WORK ORDER
Return the records below exactly as they are written.

SUPPLIED MATERIAL
━━━━━━━━━━━━━━━━━━━━━━━━━━━━━━

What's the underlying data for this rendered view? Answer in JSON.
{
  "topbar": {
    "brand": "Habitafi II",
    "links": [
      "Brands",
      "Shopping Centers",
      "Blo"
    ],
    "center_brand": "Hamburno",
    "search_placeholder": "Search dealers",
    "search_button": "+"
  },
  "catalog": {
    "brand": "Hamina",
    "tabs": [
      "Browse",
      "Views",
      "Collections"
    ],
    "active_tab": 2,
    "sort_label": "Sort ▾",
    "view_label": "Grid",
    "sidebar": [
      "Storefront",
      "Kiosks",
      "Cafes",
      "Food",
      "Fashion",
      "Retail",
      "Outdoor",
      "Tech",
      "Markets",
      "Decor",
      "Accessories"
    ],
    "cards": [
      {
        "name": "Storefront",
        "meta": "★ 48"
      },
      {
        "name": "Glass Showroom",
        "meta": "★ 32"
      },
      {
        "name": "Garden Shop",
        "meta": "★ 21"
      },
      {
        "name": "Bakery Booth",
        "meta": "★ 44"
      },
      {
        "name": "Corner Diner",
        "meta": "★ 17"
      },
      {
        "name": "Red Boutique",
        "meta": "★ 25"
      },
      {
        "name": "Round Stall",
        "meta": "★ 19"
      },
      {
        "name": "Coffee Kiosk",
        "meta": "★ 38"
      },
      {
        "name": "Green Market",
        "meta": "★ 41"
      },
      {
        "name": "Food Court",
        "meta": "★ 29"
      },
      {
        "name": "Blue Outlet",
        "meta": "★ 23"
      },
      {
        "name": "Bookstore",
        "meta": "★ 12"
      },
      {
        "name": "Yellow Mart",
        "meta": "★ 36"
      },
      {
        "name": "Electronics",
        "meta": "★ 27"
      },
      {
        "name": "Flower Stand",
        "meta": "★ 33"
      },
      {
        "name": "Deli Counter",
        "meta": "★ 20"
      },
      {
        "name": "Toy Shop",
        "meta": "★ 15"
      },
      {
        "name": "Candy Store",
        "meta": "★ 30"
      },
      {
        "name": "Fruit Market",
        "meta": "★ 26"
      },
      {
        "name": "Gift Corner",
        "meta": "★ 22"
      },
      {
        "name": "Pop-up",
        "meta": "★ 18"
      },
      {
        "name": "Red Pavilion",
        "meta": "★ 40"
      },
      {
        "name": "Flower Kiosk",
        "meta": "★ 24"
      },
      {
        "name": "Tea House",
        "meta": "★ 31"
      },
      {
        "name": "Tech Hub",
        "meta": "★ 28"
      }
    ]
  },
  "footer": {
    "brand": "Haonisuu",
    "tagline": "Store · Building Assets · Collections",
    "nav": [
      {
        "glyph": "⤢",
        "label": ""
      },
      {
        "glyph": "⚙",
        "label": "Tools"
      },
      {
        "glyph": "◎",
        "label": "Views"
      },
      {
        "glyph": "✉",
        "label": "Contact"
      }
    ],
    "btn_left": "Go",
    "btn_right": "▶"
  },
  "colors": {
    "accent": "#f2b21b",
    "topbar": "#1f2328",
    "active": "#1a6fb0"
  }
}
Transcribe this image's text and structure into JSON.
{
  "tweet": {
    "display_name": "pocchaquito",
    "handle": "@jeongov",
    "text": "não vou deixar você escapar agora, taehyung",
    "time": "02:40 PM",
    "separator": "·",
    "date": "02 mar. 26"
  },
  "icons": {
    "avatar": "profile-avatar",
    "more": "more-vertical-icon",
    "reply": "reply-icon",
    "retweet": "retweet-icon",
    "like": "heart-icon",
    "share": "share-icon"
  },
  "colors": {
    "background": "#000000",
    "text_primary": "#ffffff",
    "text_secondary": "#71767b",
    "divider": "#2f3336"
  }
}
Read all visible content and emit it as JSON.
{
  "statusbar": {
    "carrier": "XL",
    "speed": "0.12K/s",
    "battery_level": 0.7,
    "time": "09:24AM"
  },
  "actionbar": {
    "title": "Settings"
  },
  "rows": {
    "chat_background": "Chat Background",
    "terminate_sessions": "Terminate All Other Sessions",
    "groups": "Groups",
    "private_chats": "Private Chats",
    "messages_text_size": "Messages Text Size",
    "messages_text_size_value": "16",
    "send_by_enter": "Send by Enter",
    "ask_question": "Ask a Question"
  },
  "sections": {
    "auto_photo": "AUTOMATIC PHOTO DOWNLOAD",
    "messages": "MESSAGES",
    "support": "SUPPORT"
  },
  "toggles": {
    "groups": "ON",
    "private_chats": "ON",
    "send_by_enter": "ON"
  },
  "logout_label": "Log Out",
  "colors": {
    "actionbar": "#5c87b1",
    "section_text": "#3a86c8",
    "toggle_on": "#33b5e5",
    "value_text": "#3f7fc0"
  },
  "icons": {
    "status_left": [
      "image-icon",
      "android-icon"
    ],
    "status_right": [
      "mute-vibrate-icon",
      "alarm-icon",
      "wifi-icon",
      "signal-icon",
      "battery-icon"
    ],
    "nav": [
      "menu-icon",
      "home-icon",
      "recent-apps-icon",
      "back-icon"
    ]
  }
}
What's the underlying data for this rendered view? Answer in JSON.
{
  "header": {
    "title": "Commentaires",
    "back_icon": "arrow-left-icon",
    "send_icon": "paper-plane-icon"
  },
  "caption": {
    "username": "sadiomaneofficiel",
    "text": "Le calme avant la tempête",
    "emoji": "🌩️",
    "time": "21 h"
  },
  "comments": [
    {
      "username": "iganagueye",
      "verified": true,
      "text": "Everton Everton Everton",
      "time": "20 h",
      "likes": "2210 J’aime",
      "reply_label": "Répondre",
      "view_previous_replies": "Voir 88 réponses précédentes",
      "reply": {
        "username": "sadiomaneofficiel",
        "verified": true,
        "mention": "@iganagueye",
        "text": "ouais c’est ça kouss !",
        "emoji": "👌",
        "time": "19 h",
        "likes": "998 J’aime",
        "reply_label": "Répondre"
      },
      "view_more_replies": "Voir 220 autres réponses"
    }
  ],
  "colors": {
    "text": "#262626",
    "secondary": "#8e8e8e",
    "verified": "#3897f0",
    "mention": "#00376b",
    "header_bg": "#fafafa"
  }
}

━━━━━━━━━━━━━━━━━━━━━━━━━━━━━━

SOLUTION TO THE EXERCISE
What's the underlying data for this rendered view? Answer in JSON.
{
  "topbar": {
    "brand": "Habitafi II",
    "links": [
      "Brands",
      "Shopping Centers",
      "Blo"
    ],
    "center_brand": "Hamburno",
    "search_placeholder": "Search dealers",
    "search_button": "+"
  },
  "catalog": {
    "brand": "Hamina",
    "tabs": [
      "Browse",
      "Views",
      "Collections"
    ],
    "active_tab": 2,
    "sort_label": "Sort ▾",
    "view_label": "Grid",
    "sidebar": [
      "Storefront",
      "Kiosks",
      "Cafes",
      "Food",
      "Fashion",
      "Retail",
      "Outdoor",
      "Tech",
      "Markets",
      "Decor",
      "Accessories"
    ],
    "cards": [
      {
        "name": "Storefront",
        "meta": "★ 48"
      },
      {
        "name": "Glass Showroom",
        "meta": "★ 32"
      },
      {
        "name": "Garden Shop",
        "meta": "★ 21"
      },
      {
        "name": "Bakery Booth",
        "meta": "★ 44"
      },
      {
        "name": "Corner Diner",
        "meta": "★ 17"
      },
      {
        "name": "Red Boutique",
        "meta": "★ 25"
      },
      {
        "name": "Round Stall",
        "meta": "★ 19"
      },
      {
        "name": "Coffee Kiosk",
        "meta": "★ 38"
      },
      {
        "name": "Green Market",
        "meta": "★ 41"
      },
      {
        "name": "Food Court",
        "meta": "★ 29"
      },
      {
        "name": "Blue Outlet",
        "meta": "★ 23"
      },
      {
        "name": "Bookstore",
        "meta": "★ 12"
      },
      {
        "name": "Yellow Mart",
        "meta": "★ 36"
      },
      {
        "name": "Electronics",
        "meta": "★ 27"
      },
      {
        "name": "Flower Stand",
        "meta": "★ 33"
      },
      {
        "name": "Deli Counter",
        "meta": "★ 20"
      },
      {
        "name": "Toy Shop",
        "meta": "★ 15"
      },
      {
        "name": "Candy Store",
        "meta": "★ 30"
      },
      {
        "name": "Fruit Market",
        "meta": "★ 26"
      },
      {
        "name": "Gift Corner",
        "meta": "★ 22"
      },
      {
        "name": "Pop-up",
        "meta": "★ 18"
      },
      {
        "name": "Red Pavilion",
        "meta": "★ 40"
      },
      {
        "name": "Flower Kiosk",
        "meta": "★ 24"
      },
      {
        "name": "Tea House",
        "meta": "★ 31"
      },
      {
        "name": "Tech Hub",
        "meta": "★ 28"
      }
    ]
  },
  "footer": {
    "brand": "Haonisuu",
    "tagline": "Store · Building Assets · Collections",
    "nav": [
      {
        "glyph": "⤢",
        "label": ""
      },
      {
        "glyph": "⚙",
        "label": "Tools"
      },
      {
        "glyph": "◎",
        "label": "Views"
      },
      {
        "glyph": "✉",
        "label": "Contact"
      }
    ],
    "btn_left": "Go",
    "btn_right": "▶"
  },
  "colors": {
    "accent": "#f2b21b",
    "topbar": "#1f2328",
    "active": "#1a6fb0"
  }
}
Transcribe this image's text and structure into JSON.
{
  "tweet": {
    "display_name": "pocchaquito",
    "handle": "@jeongov",
    "text": "não vou deixar você escapar agora, taehyung",
    "time": "02:40 PM",
    "separator": "·",
    "date": "02 mar. 26"
  },
  "icons": {
    "avatar": "profile-avatar",
    "more": "more-vertical-icon",
    "reply": "reply-icon",
    "retweet": "retweet-icon",
    "like": "heart-icon",
    "share": "share-icon"
  },
  "colors": {
    "background": "#000000",
    "text_primary": "#ffffff",
    "text_secondary": "#71767b",
    "divider": "#2f3336"
  }
}
Read all visible content and emit it as JSON.
{
  "statusbar": {
    "carrier": "XL",
    "speed": "0.12K/s",
    "battery_level": 0.7,
    "time": "09:24AM"
  },
  "actionbar": {
    "title": "Settings"
  },
  "rows": {
    "chat_background": "Chat Background",
    "terminate_sessions": "Terminate All Other Sessions",
    "groups": "Groups",
    "private_chats": "Private Chats",
    "messages_text_size": "Messages Text Size",
    "messages_text_size_value": "16",
    "send_by_enter": "Send by Enter",
    "ask_question": "Ask a Question"
  },
  "sections": {
    "auto_photo": "AUTOMATIC PHOTO DOWNLOAD",
    "messages": "MESSAGES",
    "support": "SUPPORT"
  },
  "toggles": {
    "groups": "ON",
    "private_chats": "ON",
    "send_by_enter": "ON"
  },
  "logout_label": "Log Out",
  "colors": {
    "actionbar": "#5c87b1",
    "section_text": "#3a86c8",
    "toggle_on": "#33b5e5",
    "value_text": "#3f7fc0"
  },
  "icons": {
    "status_left": [
      "image-icon",
      "android-icon"
    ],
    "status_right": [
      "mute-vibrate-icon",
      "alarm-icon",
      "wifi-icon",
      "signal-icon",
      "battery-icon"
    ],
    "nav": [
      "menu-icon",
      "home-icon",
      "recent-apps-icon",
      "back-icon"
    ]
  }
}
What's the underlying data for this rendered view? Answer in JSON.
{
  "header": {
    "title": "Commentaires",
    "back_icon": "arrow-left-icon",
    "send_icon": "paper-plane-icon"
  },
  "caption": {
    "username": "sadiomaneofficiel",
    "text": "Le calme avant la tempête",
    "emoji": "🌩️",
    "time": "21 h"
  },
  "comments": [
    {
      "username": "iganagueye",
      "verified": true,
      "text": "Everton Everton Everton",
      "time": "20 h",
      "likes": "2210 J’aime",
      "reply_label": "Répondre",
      "view_previous_replies": "Voir 88 réponses précédentes",
      "reply": {
        "username": "sadiomaneofficiel",
        "verified": true,
        "mention": "@iganagueye",
        "text": "ouais c’est ça kouss !",
        "emoji": "👌",
        "time": "19 h",
        "likes": "998 J’aime",
        "reply_label": "Répondre"
      },
      "view_more_replies": "Voir 220 autres réponses"
    }
  ],
  "colors": {
    "text": "#262626",
    "secondary": "#8e8e8e",
    "verified": "#3897f0",
    "mention": "#00376b",
    "header_bg": "#fafafa"
  }
}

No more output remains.